§ Action item
The lines to copy are those in the listing below that contain the word "range".

§ Stored data
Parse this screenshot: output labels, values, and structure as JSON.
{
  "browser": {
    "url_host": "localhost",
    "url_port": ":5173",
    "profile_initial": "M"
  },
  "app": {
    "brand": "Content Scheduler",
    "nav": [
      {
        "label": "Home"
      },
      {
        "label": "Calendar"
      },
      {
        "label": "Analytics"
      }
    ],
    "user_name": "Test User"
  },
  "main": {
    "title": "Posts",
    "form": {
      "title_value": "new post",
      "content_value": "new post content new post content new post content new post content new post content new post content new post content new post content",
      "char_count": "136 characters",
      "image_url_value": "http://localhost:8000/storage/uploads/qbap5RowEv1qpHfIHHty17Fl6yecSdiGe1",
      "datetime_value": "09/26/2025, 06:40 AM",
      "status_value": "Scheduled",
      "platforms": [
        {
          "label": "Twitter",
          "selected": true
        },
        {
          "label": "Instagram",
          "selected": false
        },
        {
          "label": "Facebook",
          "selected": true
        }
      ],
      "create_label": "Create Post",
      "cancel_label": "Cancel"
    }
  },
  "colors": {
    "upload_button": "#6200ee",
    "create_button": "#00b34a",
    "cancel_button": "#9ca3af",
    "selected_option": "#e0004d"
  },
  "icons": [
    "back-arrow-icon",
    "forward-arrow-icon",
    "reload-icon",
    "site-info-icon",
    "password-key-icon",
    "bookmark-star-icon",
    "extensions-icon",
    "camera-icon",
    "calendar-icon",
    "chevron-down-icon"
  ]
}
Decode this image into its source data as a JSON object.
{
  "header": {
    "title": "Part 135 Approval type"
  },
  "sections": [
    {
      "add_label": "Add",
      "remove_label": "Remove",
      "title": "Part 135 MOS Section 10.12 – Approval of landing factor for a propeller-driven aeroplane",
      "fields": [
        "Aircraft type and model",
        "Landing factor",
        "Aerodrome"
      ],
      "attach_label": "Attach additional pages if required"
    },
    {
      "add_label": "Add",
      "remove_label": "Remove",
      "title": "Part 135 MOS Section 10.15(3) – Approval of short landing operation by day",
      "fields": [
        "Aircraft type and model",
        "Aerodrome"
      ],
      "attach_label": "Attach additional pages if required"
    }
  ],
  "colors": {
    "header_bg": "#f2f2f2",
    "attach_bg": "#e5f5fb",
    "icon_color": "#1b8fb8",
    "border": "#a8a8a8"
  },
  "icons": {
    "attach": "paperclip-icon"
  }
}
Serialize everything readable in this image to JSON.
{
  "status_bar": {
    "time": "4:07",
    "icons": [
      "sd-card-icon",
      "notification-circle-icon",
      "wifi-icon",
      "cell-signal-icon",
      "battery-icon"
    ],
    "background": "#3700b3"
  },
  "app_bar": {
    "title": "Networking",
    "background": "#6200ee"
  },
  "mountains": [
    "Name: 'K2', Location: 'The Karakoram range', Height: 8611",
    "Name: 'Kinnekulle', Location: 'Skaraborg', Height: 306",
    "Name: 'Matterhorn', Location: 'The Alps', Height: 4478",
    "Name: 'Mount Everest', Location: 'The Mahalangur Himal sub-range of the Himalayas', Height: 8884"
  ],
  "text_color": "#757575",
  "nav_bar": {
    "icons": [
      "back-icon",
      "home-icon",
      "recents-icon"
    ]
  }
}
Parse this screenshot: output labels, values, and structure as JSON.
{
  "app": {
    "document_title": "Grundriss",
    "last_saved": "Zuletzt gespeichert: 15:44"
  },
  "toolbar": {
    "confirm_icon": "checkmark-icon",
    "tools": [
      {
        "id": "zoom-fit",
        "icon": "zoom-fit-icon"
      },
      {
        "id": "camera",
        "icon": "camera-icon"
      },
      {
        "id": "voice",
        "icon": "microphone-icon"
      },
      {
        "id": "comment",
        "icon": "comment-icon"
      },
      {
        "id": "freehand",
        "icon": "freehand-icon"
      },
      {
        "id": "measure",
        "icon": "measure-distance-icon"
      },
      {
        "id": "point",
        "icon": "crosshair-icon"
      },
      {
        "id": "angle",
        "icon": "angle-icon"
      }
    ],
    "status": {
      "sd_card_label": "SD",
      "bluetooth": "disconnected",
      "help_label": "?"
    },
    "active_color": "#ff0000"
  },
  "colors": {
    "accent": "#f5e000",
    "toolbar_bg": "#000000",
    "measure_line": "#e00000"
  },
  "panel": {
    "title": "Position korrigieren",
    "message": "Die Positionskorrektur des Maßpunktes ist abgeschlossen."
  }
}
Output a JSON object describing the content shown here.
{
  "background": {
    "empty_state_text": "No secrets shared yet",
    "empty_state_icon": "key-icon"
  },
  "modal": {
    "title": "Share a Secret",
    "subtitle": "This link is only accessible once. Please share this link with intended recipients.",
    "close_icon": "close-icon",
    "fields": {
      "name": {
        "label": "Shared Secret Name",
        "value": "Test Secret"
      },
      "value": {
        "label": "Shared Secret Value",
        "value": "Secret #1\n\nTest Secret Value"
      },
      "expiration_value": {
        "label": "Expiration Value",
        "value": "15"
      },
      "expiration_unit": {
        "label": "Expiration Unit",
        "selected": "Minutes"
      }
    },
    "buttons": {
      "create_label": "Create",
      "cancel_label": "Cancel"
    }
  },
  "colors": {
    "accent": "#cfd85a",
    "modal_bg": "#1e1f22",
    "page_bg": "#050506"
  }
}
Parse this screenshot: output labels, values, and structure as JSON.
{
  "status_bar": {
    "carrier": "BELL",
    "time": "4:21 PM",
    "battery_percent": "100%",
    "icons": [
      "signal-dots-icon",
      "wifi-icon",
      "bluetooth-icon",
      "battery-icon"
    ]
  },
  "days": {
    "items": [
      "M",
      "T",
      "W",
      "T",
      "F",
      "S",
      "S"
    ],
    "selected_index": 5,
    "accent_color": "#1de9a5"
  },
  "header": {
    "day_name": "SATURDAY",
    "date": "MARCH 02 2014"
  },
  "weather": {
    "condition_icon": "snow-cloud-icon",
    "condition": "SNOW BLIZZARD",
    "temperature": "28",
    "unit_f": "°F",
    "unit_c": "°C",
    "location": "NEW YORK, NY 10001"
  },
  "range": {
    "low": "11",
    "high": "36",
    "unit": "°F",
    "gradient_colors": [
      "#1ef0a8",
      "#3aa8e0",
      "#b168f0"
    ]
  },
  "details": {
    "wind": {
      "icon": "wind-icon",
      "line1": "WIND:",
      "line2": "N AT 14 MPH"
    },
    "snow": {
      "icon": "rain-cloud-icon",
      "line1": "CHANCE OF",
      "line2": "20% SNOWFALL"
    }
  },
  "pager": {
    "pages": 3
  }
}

§ Exercise output
    "Name: 'K2', Location: 'The Karakoram range', Height: 8611",
    "Name: 'Mount Everest', Location: 'The Mahalangur Himal sub-range of the Himalayas', Height: 8884"
  "range": {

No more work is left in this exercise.